“Feed My Sheep” has seemed to become the most important and the most primary. Of course, this is essential, people in the pews, people knowing Christ, bills paid, diocese’ thriving. But the sheep and flock are only as good as their Shepherd. And the Shepherd is only as good as his love for Christ. And the Church first and foremost is for salvation, and the food we need to eat is Christ.
So as the Bishops and priests and the Church at large in North America fumble around trying to make amends for the horror caused by the evil that has seeped through the cracks, there has seemed to be little mention of upholding the priesthood of Christ. The focus is on making reparation for evil, which is undoubtedly necessary, but more emphasis on Christ and keeping the priesthood holy will lead one to help reform the deeper problem much more thoroughly. Because in looking to the priest we will arrive at the sacredness of the Eucharist, the necessity of Christ, there present! We will stare it's absence from the life of the Church in the face, and we will begin to recognize that in being obsessed with "retaining people" we have made a performance out of what is most holy. We have made a "star" out of the priest who no longer, at large, thinks looking to Christ is the deepest need, but rather it is to keep people "happy" and present. It is diluted. Slowly sin trickles in.
Where there is lack of transforming love for Christ there is disobedience, there is moral apathy, and complete disregard for good.
There are subtle ways we have begun to starve our priests, with an over-attentiveness to business, failing to walk with them in the early years of their vocation, closely, being sensitive to their spiritual needs and the opportunities that they must have in order to thrive and be fed, This obviously must come from them to some degree, and from their own love of God, but it is not easy, nor is it something that is always the case. The formation years expose young men to a very confined fraternity, companionship, rigor, and routine that aids balance and helps navigate things, even in the spiritual sense. Frequent opportunity for spiritual direction, confession etc. It is laid out for them, it is necessary that this continues to keep them nourished and close to the love of Christ.
The current climate of the Church at the core exposes the starving Shepherd. We know how to get to the peripheries it seems, but do we know how to preserve the centrality of Christ in the Church? We are called, in my opinion to look deeper here. It is time to look at ongoing formation more deeply and severely.
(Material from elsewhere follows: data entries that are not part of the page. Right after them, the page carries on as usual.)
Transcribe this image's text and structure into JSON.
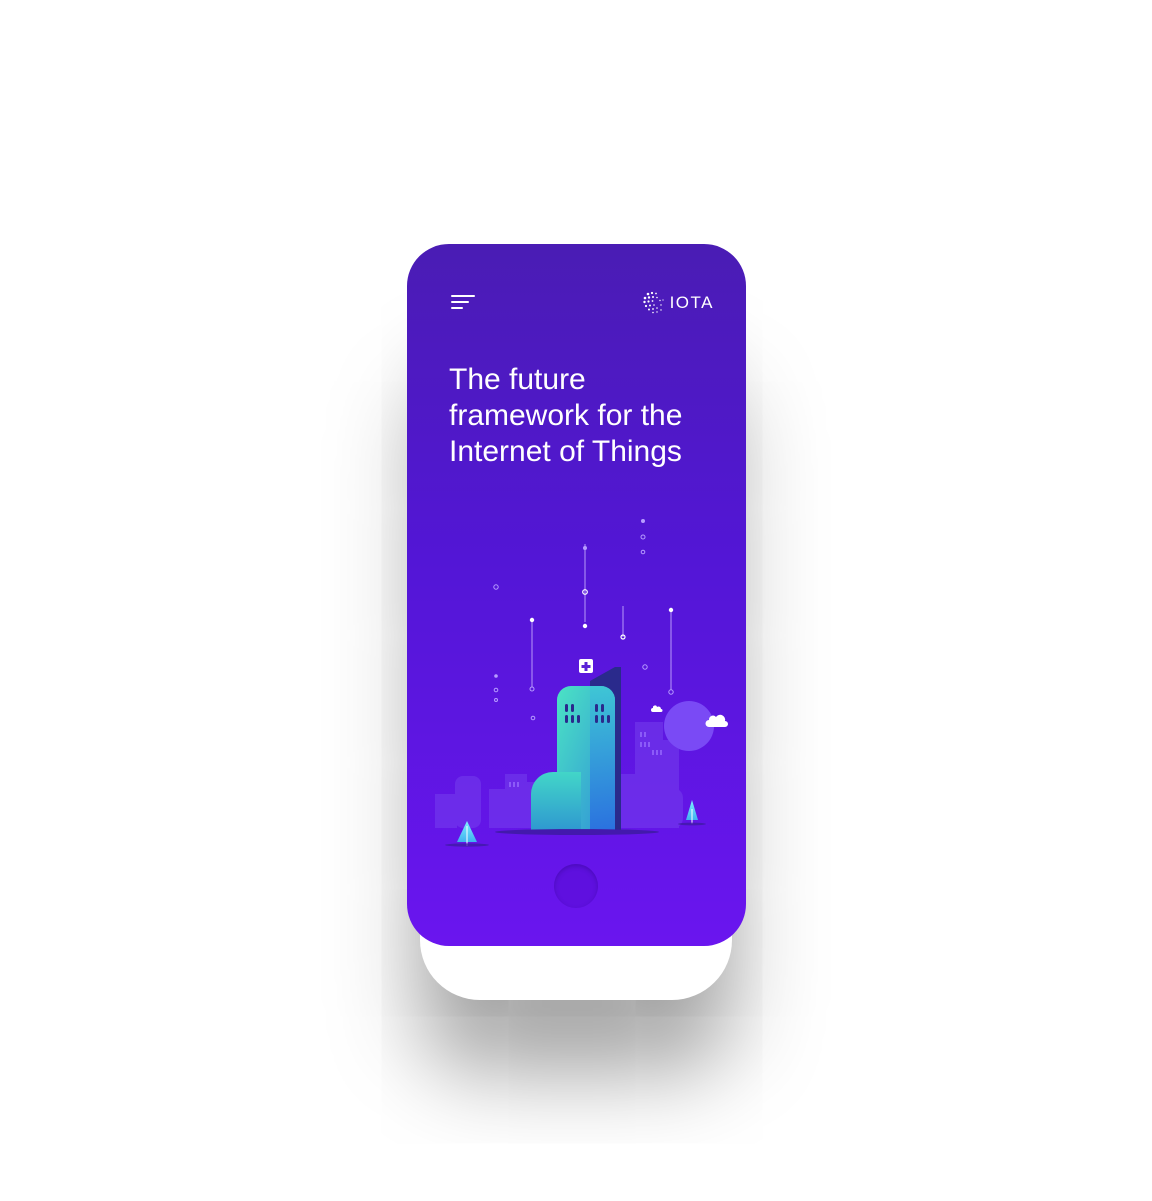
{
  "header": {
    "menu_icon": "hamburger-menu-icon",
    "logo_icon": "iota-logo-mark-icon",
    "logo_text": "IOTA"
  },
  "hero": {
    "headline": "The future framework for the Internet of Things"
  },
  "colors": {
    "background_top": "#4a1cb4",
    "background_bottom": "#6a15ef",
    "text": "#ffffff",
    "building_accent": "#4be3c4"
  }
}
Even when we gather priests, from what I've most heard, it is always centralized on going out, building up the Church, while this is a valid part of the priestly labour, there is evidently more need to focus on the interior, the spiritual life and ordering this in the life of the priest. It is more than numbers in pews.
Look what the Lord did with His first disciples...thousands of followers followed a few holy men, by their love, their obedience, they gathered. And so it will be with us. Or otherwise what we gather is only another form of scattered and lost sheep, under the guise of holiness with a diluted discipleship, compromising the Truth of Christ’s Church.
“Do You love me?”
Nothing more will suffice to live the fullness of life in Christ. Give me a poor Church an empty Church, over a Church filled to the brim empty of God.